Fleeing North Korea often the start of even more hardship
Now a university student in South Korea studying social work, Joy Kim spoke about the hardships her family experienced in North Korea and the challenges she faced as a result of being trafficked once she crossed the border to China. She said that for women like her, fleeing from North Korea is often the start of more hardship.
Kim’s family in North Korea was very poor, and when her stepmother tried to marry her off, she decided to flee to China in 2009. However, unable to pay the broker who helped pay off the guards that kept watch over the border, Kim was sold as a bride. “For three days, a broker paraded me around villages in northern China and crowds of men would gather to bid on me,” Kim said. “I was treated like an animal in a zoo.”

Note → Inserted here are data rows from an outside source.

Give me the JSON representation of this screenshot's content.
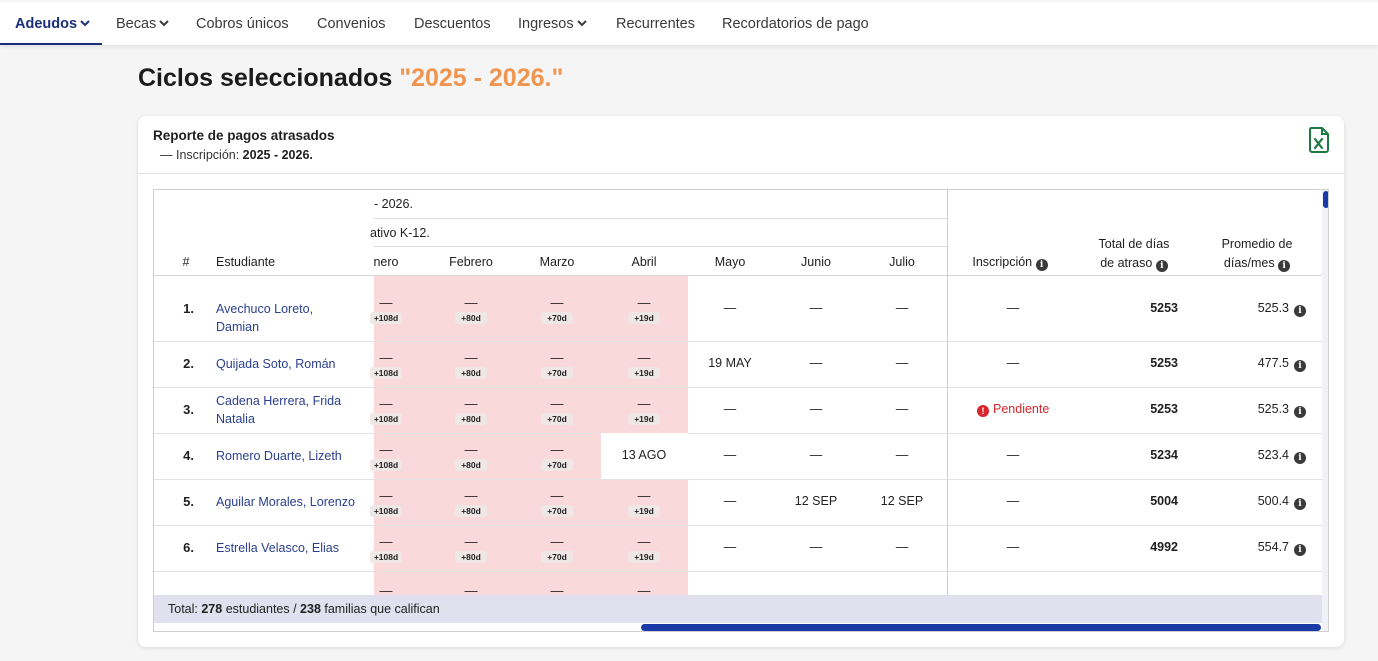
{
  "nav": {
    "tabs": [
      {
        "label": "Adeudos",
        "caret": true,
        "active": true
      },
      {
        "label": "Becas",
        "caret": true
      },
      {
        "label": "Cobros únicos"
      },
      {
        "label": "Convenios"
      },
      {
        "label": "Descuentos"
      },
      {
        "label": "Ingresos",
        "caret": true
      },
      {
        "label": "Recurrentes"
      },
      {
        "label": "Recordatorios de pago"
      }
    ]
  },
  "page": {
    "title_prefix": "Ciclos seleccionados ",
    "title_highlight": "\"2025 - 2026.\"",
    "highlight_color": "#f0954f"
  },
  "report": {
    "title": "Reporte de pagos atrasados",
    "sub_prefix": "— Inscripción: ",
    "sub_value": "2025 - 2026.",
    "export_icon": "excel-icon",
    "group_label_1": "- 2026.",
    "group_label_2": "ativo K-12.",
    "col_num": "#",
    "col_student": "Estudiante",
    "months": [
      "nero",
      "Febrero",
      "Marzo",
      "Abril",
      "Mayo",
      "Junio",
      "Julio"
    ],
    "col_inscripcion": "Inscripción",
    "col_total_1": "Total de días",
    "col_total_2": "de atraso",
    "col_avg_1": "Promedio de",
    "col_avg_2": "días/mes",
    "late_color": "#f9d9d9",
    "rows": [
      {
        "n": "1.",
        "name": "Avechuco Loreto, Damian",
        "months": [
          {
            "v": "—",
            "b": "+108d"
          },
          {
            "v": "—",
            "b": "+80d"
          },
          {
            "v": "—",
            "b": "+70d"
          },
          {
            "v": "—",
            "b": "+19d"
          },
          {
            "v": "—"
          },
          {
            "v": "—"
          },
          {
            "v": "—"
          }
        ],
        "inscripcion": "—",
        "pending": false,
        "total": "5253",
        "avg": "525.3"
      },
      {
        "n": "2.",
        "name": "Quijada Soto, Román",
        "months": [
          {
            "v": "—",
            "b": "+108d"
          },
          {
            "v": "—",
            "b": "+80d"
          },
          {
            "v": "—",
            "b": "+70d"
          },
          {
            "v": "—",
            "b": "+19d"
          },
          {
            "v": "19 MAY"
          },
          {
            "v": "—"
          },
          {
            "v": "—"
          }
        ],
        "inscripcion": "—",
        "pending": false,
        "total": "5253",
        "avg": "477.5"
      },
      {
        "n": "3.",
        "name": "Cadena Herrera, Frida Natalia",
        "months": [
          {
            "v": "—",
            "b": "+108d"
          },
          {
            "v": "—",
            "b": "+80d"
          },
          {
            "v": "—",
            "b": "+70d"
          },
          {
            "v": "—",
            "b": "+19d"
          },
          {
            "v": "—"
          },
          {
            "v": "—"
          },
          {
            "v": "—"
          }
        ],
        "inscripcion": "Pendiente",
        "pending": true,
        "total": "5253",
        "avg": "525.3"
      },
      {
        "n": "4.",
        "name": "Romero Duarte, Lizeth",
        "months": [
          {
            "v": "—",
            "b": "+108d"
          },
          {
            "v": "—",
            "b": "+80d"
          },
          {
            "v": "—",
            "b": "+70d"
          },
          {
            "v": "13 AGO"
          },
          {
            "v": "—"
          },
          {
            "v": "—"
          },
          {
            "v": "—"
          }
        ],
        "inscripcion": "—",
        "pending": false,
        "total": "5234",
        "avg": "523.4"
      },
      {
        "n": "5.",
        "name": "Aguilar Morales, Lorenzo",
        "months": [
          {
            "v": "—",
            "b": "+108d"
          },
          {
            "v": "—",
            "b": "+80d"
          },
          {
            "v": "—",
            "b": "+70d"
          },
          {
            "v": "—",
            "b": "+19d"
          },
          {
            "v": "—"
          },
          {
            "v": "12 SEP"
          },
          {
            "v": "12 SEP"
          }
        ],
        "inscripcion": "—",
        "pending": false,
        "total": "5004",
        "avg": "500.4"
      },
      {
        "n": "6.",
        "name": "Estrella Velasco, Elias",
        "months": [
          {
            "v": "—",
            "b": "+108d"
          },
          {
            "v": "—",
            "b": "+80d"
          },
          {
            "v": "—",
            "b": "+70d"
          },
          {
            "v": "—",
            "b": "+19d"
          },
          {
            "v": "—"
          },
          {
            "v": "—"
          },
          {
            "v": "—"
          }
        ],
        "inscripcion": "—",
        "pending": false,
        "total": "4992",
        "avg": "554.7"
      }
    ],
    "partial_row_marks": [
      "—",
      "—",
      "—",
      "—"
    ],
    "footer": {
      "prefix": "Total: ",
      "students": "278",
      "students_label": " estudiantes  /  ",
      "families": "238",
      "families_label": " familias que califican"
    }
  }
}
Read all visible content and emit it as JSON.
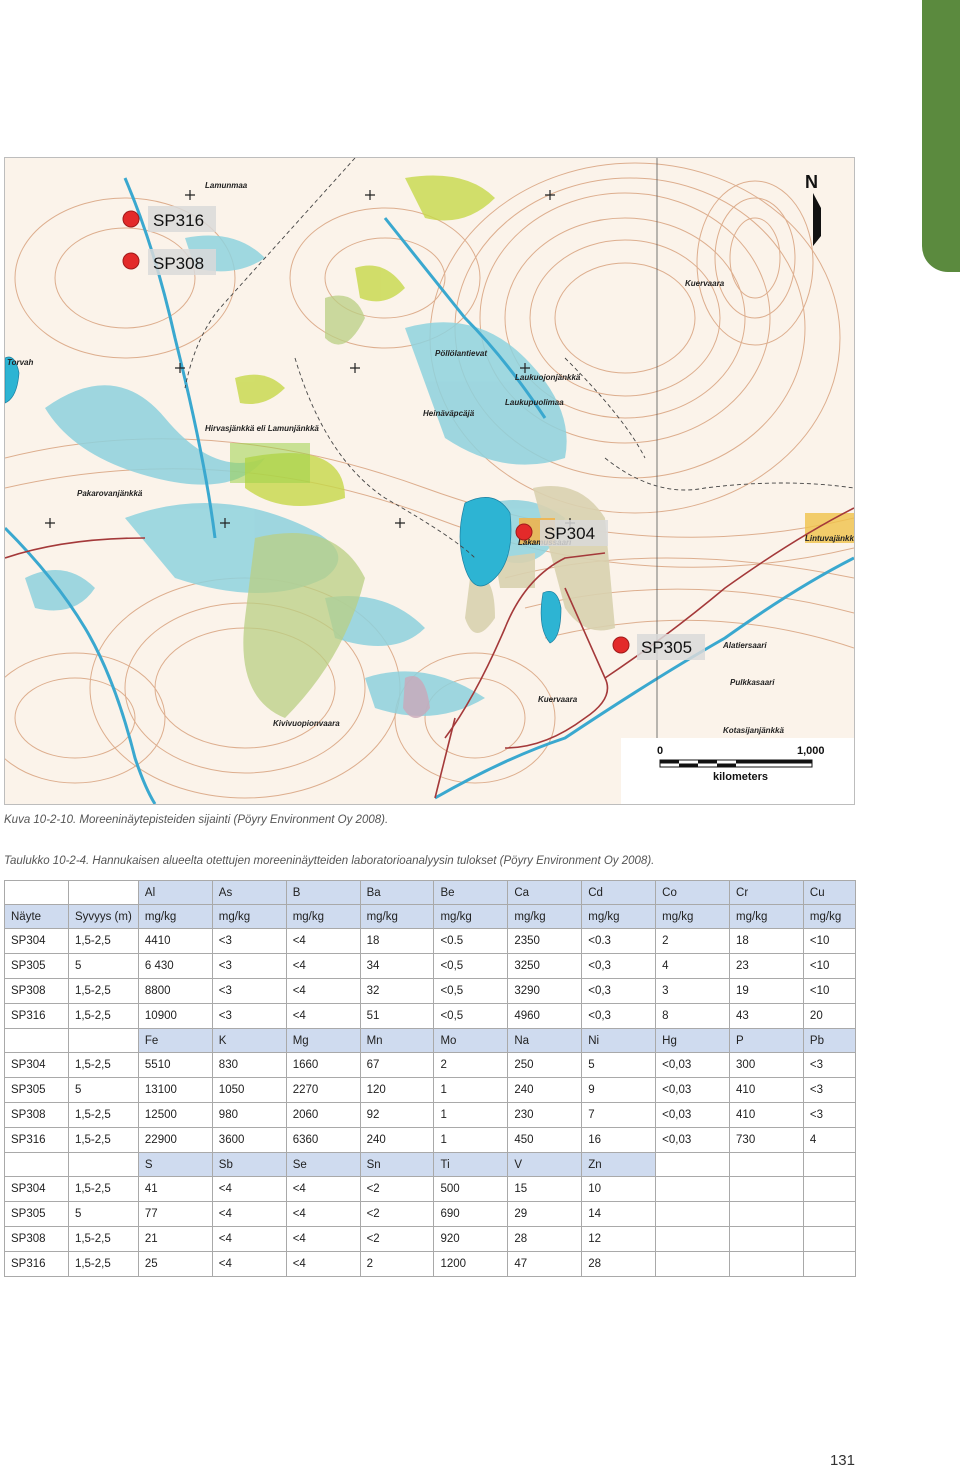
{
  "map": {
    "samples": [
      "SP316",
      "SP308",
      "SP304",
      "SP305"
    ],
    "north_label": "N",
    "scale": {
      "zero": "0",
      "max": "1,000",
      "unit": "kilometers"
    },
    "place_names": [
      "Lamunmaa",
      "Kuervaara",
      "Pöllölantievat",
      "Laukuojonjänkkä",
      "Laukupuolimaa",
      "Heinäväpcäjä",
      "Hirvasjänkkä eli Lamunjänkkä",
      "Pakarovanjänkkä",
      "Lakamussaari",
      "Alatiersaari",
      "Pulkkasaari",
      "Kuervaara",
      "Kotasijanjänkkä",
      "Kivivuopionvaara",
      "Lintuvajänkkä",
      "Torvah"
    ]
  },
  "figure_caption": "Kuva 10-2-10. Moreeninäytepisteiden sijainti (Pöyry Environment Oy 2008).",
  "table_caption": "Taulukko 10-2-4. Hannukaisen alueelta otettujen moreeninäytteiden laboratorioanalyysin tulokset (Pöyry Environment Oy 2008).",
  "table": {
    "block1": {
      "elements": [
        "Al",
        "As",
        "B",
        "Ba",
        "Be",
        "Ca",
        "Cd",
        "Co",
        "Cr",
        "Cu"
      ],
      "unit_row": [
        "Näyte",
        "Syvyys (m)",
        "mg/kg",
        "mg/kg",
        "mg/kg",
        "mg/kg",
        "mg/kg",
        "mg/kg",
        "mg/kg",
        "mg/kg",
        "mg/kg",
        "mg/kg"
      ],
      "rows": [
        [
          "SP304",
          "1,5-2,5",
          "4410",
          "<3",
          "<4",
          "18",
          "<0.5",
          "2350",
          "<0.3",
          "2",
          "18",
          "<10"
        ],
        [
          "SP305",
          "5",
          "6 430",
          "<3",
          "<4",
          "34",
          "<0,5",
          "3250",
          "<0,3",
          "4",
          "23",
          "<10"
        ],
        [
          "SP308",
          "1,5-2,5",
          "8800",
          "<3",
          "<4",
          "32",
          "<0,5",
          "3290",
          "<0,3",
          "3",
          "19",
          "<10"
        ],
        [
          "SP316",
          "1,5-2,5",
          "10900",
          "<3",
          "<4",
          "51",
          "<0,5",
          "4960",
          "<0,3",
          "8",
          "43",
          "20"
        ]
      ]
    },
    "block2": {
      "elements": [
        "Fe",
        "K",
        "Mg",
        "Mn",
        "Mo",
        "Na",
        "Ni",
        "Hg",
        "P",
        "Pb"
      ],
      "rows": [
        [
          "SP304",
          "1,5-2,5",
          "5510",
          "830",
          "1660",
          "67",
          "2",
          "250",
          "5",
          "<0,03",
          "300",
          "<3"
        ],
        [
          "SP305",
          "5",
          "13100",
          "1050",
          "2270",
          "120",
          "1",
          "240",
          "9",
          "<0,03",
          "410",
          "<3"
        ],
        [
          "SP308",
          "1,5-2,5",
          "12500",
          "980",
          "2060",
          "92",
          "1",
          "230",
          "7",
          "<0,03",
          "410",
          "<3"
        ],
        [
          "SP316",
          "1,5-2,5",
          "22900",
          "3600",
          "6360",
          "240",
          "1",
          "450",
          "16",
          "<0,03",
          "730",
          "4"
        ]
      ]
    },
    "block3": {
      "elements": [
        "S",
        "Sb",
        "Se",
        "Sn",
        "Ti",
        "V",
        "Zn"
      ],
      "rows": [
        [
          "SP304",
          "1,5-2,5",
          "41",
          "<4",
          "<4",
          "<2",
          "500",
          "15",
          "10"
        ],
        [
          "SP305",
          "5",
          "77",
          "<4",
          "<4",
          "<2",
          "690",
          "29",
          "14"
        ],
        [
          "SP308",
          "1,5-2,5",
          "21",
          "<4",
          "<4",
          "<2",
          "920",
          "28",
          "12"
        ],
        [
          "SP316",
          "1,5-2,5",
          "25",
          "<4",
          "<4",
          "2",
          "1200",
          "47",
          "28"
        ]
      ]
    }
  },
  "page_number": "131",
  "colors": {
    "accent_tab": "#5b8a3e",
    "header_fill": "#cfdbef",
    "water": "#3fb9d6",
    "sample_marker": "#e32a2a"
  }
}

A man eventually paid the equivalent of $3,000 for her. He and his parents kept constant watch over her in fear she would escape, Kim said. Kim soon discovered she was pregnant. Because a pregnancy would make her eventual escape challenging, if not impossible, she said she tried to induce a miscarriage. “I climbed up the highest tree in the backyard and jumped down,” Kim said. “I also carried around heavy buckets of water.”
Despite her efforts, Kim gave birth to a baby girl after nine months. She said she resented her daughter at first, but before long the girl became her only reason to live.
It was around this time that a member of LiNK approached Kim and offered to help her cross the 3,000 miles that separated her from South Korea. The crossing, however, would be too dangerous for a child, he told her. Unable to pass up the opportunity, she decided to escape, determined to one day return to China to take her daughter to freedom.
Kim finally reached South Korea in 2013, four years after first leaving North Korea. Because of her harrowing experience, she said she wants to devote herself to helping North Korean women who have experienced the same trauma.
“Sixty percent of North Korean female refugees in China are trafficked into the sex trade,” Kim said. “For female North Korean refugees, escaping from North Korea is not the end of their journey, but the beginning of their fight for freedom.”
This entry was posted in China, Humanitarian Aid and Relief, North Korean refugee by Grant Montgomery.
One reference to “Fleeing North Korea often the start of even more hardship”
[…] years, Joy Kim couldn’t understand why her mother left her behind when she defected from North Korea. Until she […]